People have already begun to resettle the area around Lake Nyos, a deep crater lake next to an inactive volcano in the small country of Cameroon, but they may look to the lake with cautious eyes. Overnight, its waters once turned from a brilliant blue to a bloody rust hue, taking more than 1,700 human lives with it — silently.
Around 9:30 p.m. Aug. 21, 1986, the lake "turned over," sending a deadly cloud of poisonous CO2 gas into the air. The gas, being denser than the surrounding air, slunk along the ground, asphyxiating people, wildlife and domestic animals as it moved soundlessly on its way. Many of the victims of the tragedy never even made it out of bed, and literally did not know what had hit them. Others found they inexplicably couldn’t breathe, and collapsed, waking up with strange wounds, if they woke up at all.
Lake Nyos lies on top of a volcanic source, which releases a great deal of carbon dioxide. The carbon dioxide doesn’t make it to the surface of the lake, but instead is dissolved into the water. When the bottom layer of the lake is disturbed, either by a landslide or by large amounts of rainwater, the carbon dioxide is released. Initially, a volcanic eruption was thought to have been the cause of the disturbance beneath the lake, but later scientists came to believe rapid accumulation of rainwater (denser than the warmer water of the lake) sank to the bottom and caused the overturn.

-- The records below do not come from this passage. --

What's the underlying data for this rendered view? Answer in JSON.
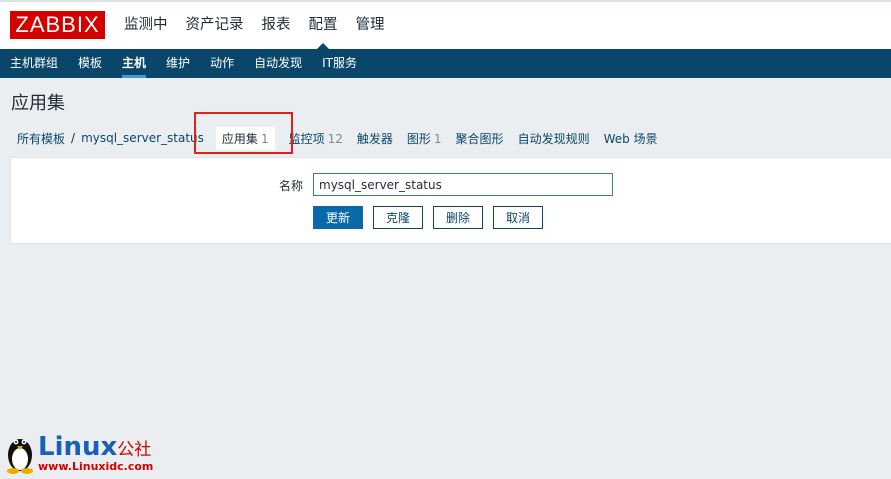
{
  "logo": {
    "text": "ZABBIX"
  },
  "main_nav": [
    {
      "label": "监测中"
    },
    {
      "label": "资产记录"
    },
    {
      "label": "报表"
    },
    {
      "label": "配置"
    },
    {
      "label": "管理"
    }
  ],
  "main_nav_selected": "配置",
  "sub_nav": [
    {
      "label": "主机群组"
    },
    {
      "label": "模板"
    },
    {
      "label": "主机"
    },
    {
      "label": "维护"
    },
    {
      "label": "动作"
    },
    {
      "label": "自动发现"
    },
    {
      "label": "IT服务"
    }
  ],
  "sub_nav_selected": "主机",
  "page_title": "应用集",
  "breadcrumb": {
    "all_templates": "所有模板",
    "separator": "/",
    "host": "mysql_server_status"
  },
  "tabs": {
    "applications": {
      "label": "应用集",
      "count": "1"
    },
    "items": {
      "label": "监控项",
      "count": "12"
    },
    "triggers": {
      "label": "触发器"
    },
    "graphs": {
      "label": "图形",
      "count": "1"
    },
    "screens": {
      "label": "聚合图形"
    },
    "discovery": {
      "label": "自动发现规则"
    },
    "web": {
      "label": "Web 场景"
    }
  },
  "form": {
    "name_label": "名称",
    "name_value": "mysql_server_status"
  },
  "buttons": {
    "update": "更新",
    "clone": "克隆",
    "delete": "删除",
    "cancel": "取消"
  },
  "watermark": {
    "brand": "Linux",
    "suffix": "公社",
    "url": "www.Linuxidc.com"
  },
  "colors": {
    "brand_red": "#d40000",
    "nav_dark": "#0a466a",
    "link": "#0a466a",
    "primary_button": "#0a6aa9",
    "highlight": "#e02020"
  }
}
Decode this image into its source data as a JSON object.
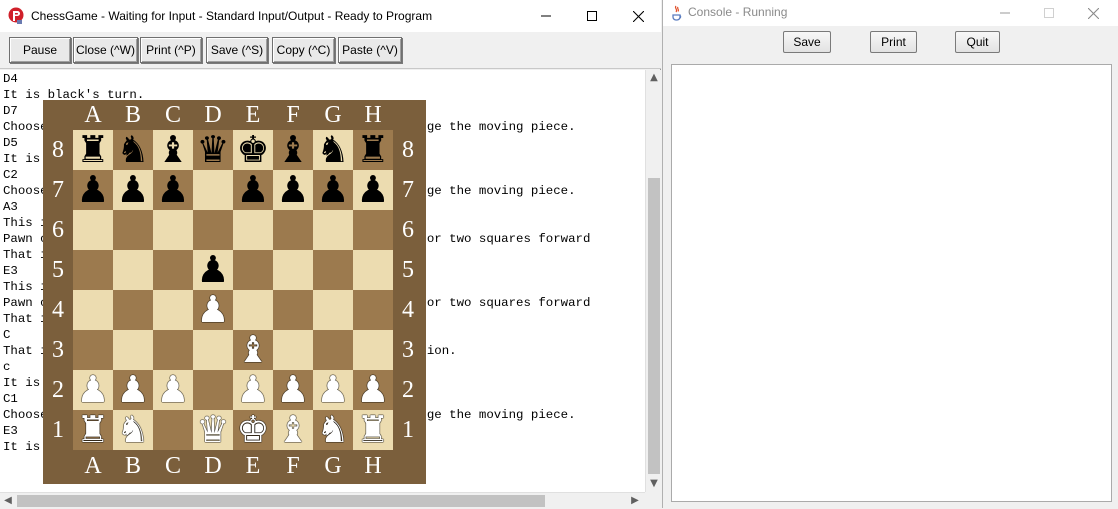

Either way, it virtually erased all the people in three villages and sent thousands more to the hospital.
Now the lake has been fitted with pipelines meant to release the carbon dioxide in its bottom layers slowly and harmlessly, and people have begun to resettle the areas around the lake.
SDSU has a short article explaining the phenomenon too.